Last month, Attorney General Tom Corbett filed 289 criminal counts against a dozen Harrisburg insiders, alleging they conspired to use tax dollars to underwrite campaigns of House Democrats. Corbett has alleged, among other things, that legislative staffers were awarded government bonuses based on how hard they worked on political campaigns.
DeWeese was not charged. He has insisted that he had known nothing about the bonus system and that, since learning of it, he had worked hard to install higher ethical standards in the caucus.
Nonetheless, he has come under increasing pressure, including from within his own party, to step down as the top House Democrat because Bonusgate unfolded under his watch.
"I respect the opinions reflected in this poll. Clearly we need to do a better job of educating voters about the dozens of meaningful legislative and administrative reforms that we implemented this session," said DeWeese, who pointed to the state's newly expanded open-records law and more than two dozen changes to internal House operating rules.
Pennsylvanians clearly want more, however.
Seventy-six percent of those polled said they believe the legislature should hold a special session just to consider ways to rid Harrisburg of corruption.
The poll also found that the legislature, as a whole, has an approval rating of only 32 percent. That's just slightly higher than a low found by Quinnipiac in October 2005, after the pay-raise scandal of that year.
Voters, however, continue to give Gov. Rendell relatively high marks. He has a 54 percent approval rating, about the same as a year ago, indicating that he was relatively untouched by Bonusgate, the poll found.
The poll of 1,580 voters statewide was conducted over five days ending Sunday, and has a margin of error of plus or minus 2.5 percentage points.

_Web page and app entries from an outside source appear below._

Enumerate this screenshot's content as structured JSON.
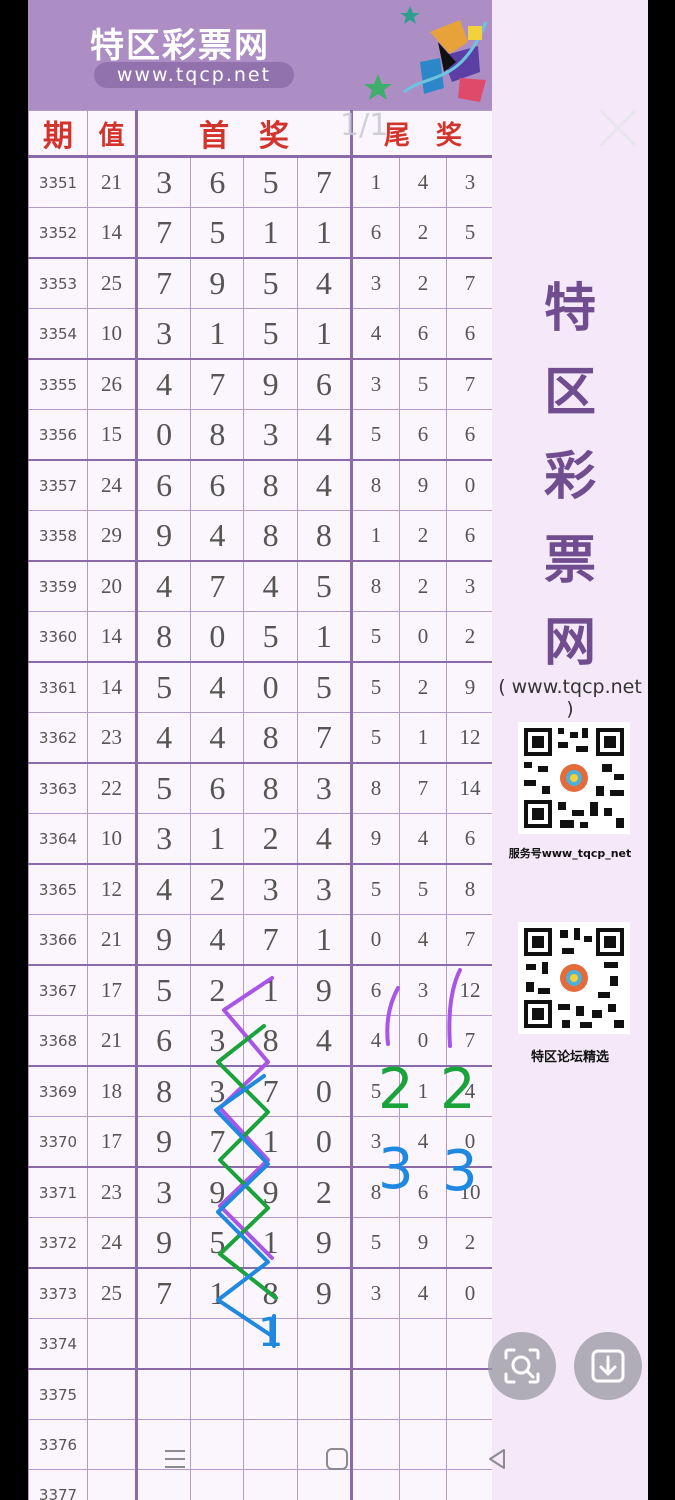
{
  "logo": {
    "title": "特区彩票网",
    "url": "www.tqcp.net"
  },
  "page_indicator": "1/1",
  "headers": {
    "period": "期",
    "value": "值",
    "first_prize": "首　奖",
    "tail_prize": "尾　奖"
  },
  "rows": [
    {
      "id": "3351",
      "val": "21",
      "f": [
        "3",
        "6",
        "5",
        "7"
      ],
      "t": [
        "1",
        "4",
        "3"
      ]
    },
    {
      "id": "3352",
      "val": "14",
      "f": [
        "7",
        "5",
        "1",
        "1"
      ],
      "t": [
        "6",
        "2",
        "5"
      ]
    },
    {
      "id": "3353",
      "val": "25",
      "f": [
        "7",
        "9",
        "5",
        "4"
      ],
      "t": [
        "3",
        "2",
        "7"
      ]
    },
    {
      "id": "3354",
      "val": "10",
      "f": [
        "3",
        "1",
        "5",
        "1"
      ],
      "t": [
        "4",
        "6",
        "6"
      ]
    },
    {
      "id": "3355",
      "val": "26",
      "f": [
        "4",
        "7",
        "9",
        "6"
      ],
      "t": [
        "3",
        "5",
        "7"
      ]
    },
    {
      "id": "3356",
      "val": "15",
      "f": [
        "0",
        "8",
        "3",
        "4"
      ],
      "t": [
        "5",
        "6",
        "6"
      ]
    },
    {
      "id": "3357",
      "val": "24",
      "f": [
        "6",
        "6",
        "8",
        "4"
      ],
      "t": [
        "8",
        "9",
        "0"
      ]
    },
    {
      "id": "3358",
      "val": "29",
      "f": [
        "9",
        "4",
        "8",
        "8"
      ],
      "t": [
        "1",
        "2",
        "6"
      ]
    },
    {
      "id": "3359",
      "val": "20",
      "f": [
        "4",
        "7",
        "4",
        "5"
      ],
      "t": [
        "8",
        "2",
        "3"
      ]
    },
    {
      "id": "3360",
      "val": "14",
      "f": [
        "8",
        "0",
        "5",
        "1"
      ],
      "t": [
        "5",
        "0",
        "2"
      ]
    },
    {
      "id": "3361",
      "val": "14",
      "f": [
        "5",
        "4",
        "0",
        "5"
      ],
      "t": [
        "5",
        "2",
        "9"
      ]
    },
    {
      "id": "3362",
      "val": "23",
      "f": [
        "4",
        "4",
        "8",
        "7"
      ],
      "t": [
        "5",
        "1",
        "12"
      ]
    },
    {
      "id": "3363",
      "val": "22",
      "f": [
        "5",
        "6",
        "8",
        "3"
      ],
      "t": [
        "8",
        "7",
        "14"
      ]
    },
    {
      "id": "3364",
      "val": "10",
      "f": [
        "3",
        "1",
        "2",
        "4"
      ],
      "t": [
        "9",
        "4",
        "6"
      ]
    },
    {
      "id": "3365",
      "val": "12",
      "f": [
        "4",
        "2",
        "3",
        "3"
      ],
      "t": [
        "5",
        "5",
        "8"
      ]
    },
    {
      "id": "3366",
      "val": "21",
      "f": [
        "9",
        "4",
        "7",
        "1"
      ],
      "t": [
        "0",
        "4",
        "7"
      ]
    },
    {
      "id": "3367",
      "val": "17",
      "f": [
        "5",
        "2",
        "1",
        "9"
      ],
      "t": [
        "6",
        "3",
        "12"
      ]
    },
    {
      "id": "3368",
      "val": "21",
      "f": [
        "6",
        "3",
        "8",
        "4"
      ],
      "t": [
        "4",
        "0",
        "7"
      ]
    },
    {
      "id": "3369",
      "val": "18",
      "f": [
        "8",
        "3",
        "7",
        "0"
      ],
      "t": [
        "5",
        "1",
        "4"
      ]
    },
    {
      "id": "3370",
      "val": "17",
      "f": [
        "9",
        "7",
        "1",
        "0"
      ],
      "t": [
        "3",
        "4",
        "0"
      ]
    },
    {
      "id": "3371",
      "val": "23",
      "f": [
        "3",
        "9",
        "9",
        "2"
      ],
      "t": [
        "8",
        "6",
        "10"
      ]
    },
    {
      "id": "3372",
      "val": "24",
      "f": [
        "9",
        "5",
        "1",
        "9"
      ],
      "t": [
        "5",
        "9",
        "2"
      ]
    },
    {
      "id": "3373",
      "val": "25",
      "f": [
        "7",
        "1",
        "8",
        "9"
      ],
      "t": [
        "3",
        "4",
        "0"
      ]
    },
    {
      "id": "3374",
      "val": "",
      "f": [
        "",
        "",
        "",
        ""
      ],
      "t": [
        "",
        "",
        ""
      ]
    },
    {
      "id": "3375",
      "val": "",
      "f": [
        "",
        "",
        "",
        ""
      ],
      "t": [
        "",
        "",
        ""
      ]
    },
    {
      "id": "3376",
      "val": "",
      "f": [
        "",
        "",
        "",
        ""
      ],
      "t": [
        "",
        "",
        ""
      ]
    },
    {
      "id": "3377",
      "val": "",
      "f": [
        "",
        "",
        "",
        ""
      ],
      "t": [
        "",
        "",
        ""
      ]
    }
  ],
  "side": {
    "chars": [
      "特",
      "区",
      "彩",
      "票",
      "网"
    ],
    "url": "( www.tqcp.net )",
    "qr1_caption": "服务号www_tqcp_net",
    "qr2_caption": "特区论坛精选"
  },
  "annotations": [
    "2",
    "2",
    "3",
    "3",
    "1"
  ],
  "colors": {
    "header_bg": "#ac8ec5",
    "title_red": "#d2332a",
    "grid": "#b39bc9",
    "ink_purple": "#a855e8",
    "ink_green": "#1aa33a",
    "ink_blue": "#1f88e0"
  },
  "icons": [
    "close-icon",
    "zoom-scan-icon",
    "download-icon",
    "menu-icon",
    "home-icon",
    "back-icon"
  ]
}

Contact staff writer Mario F. Cattabiani at 717-787-5990 or email@example.com.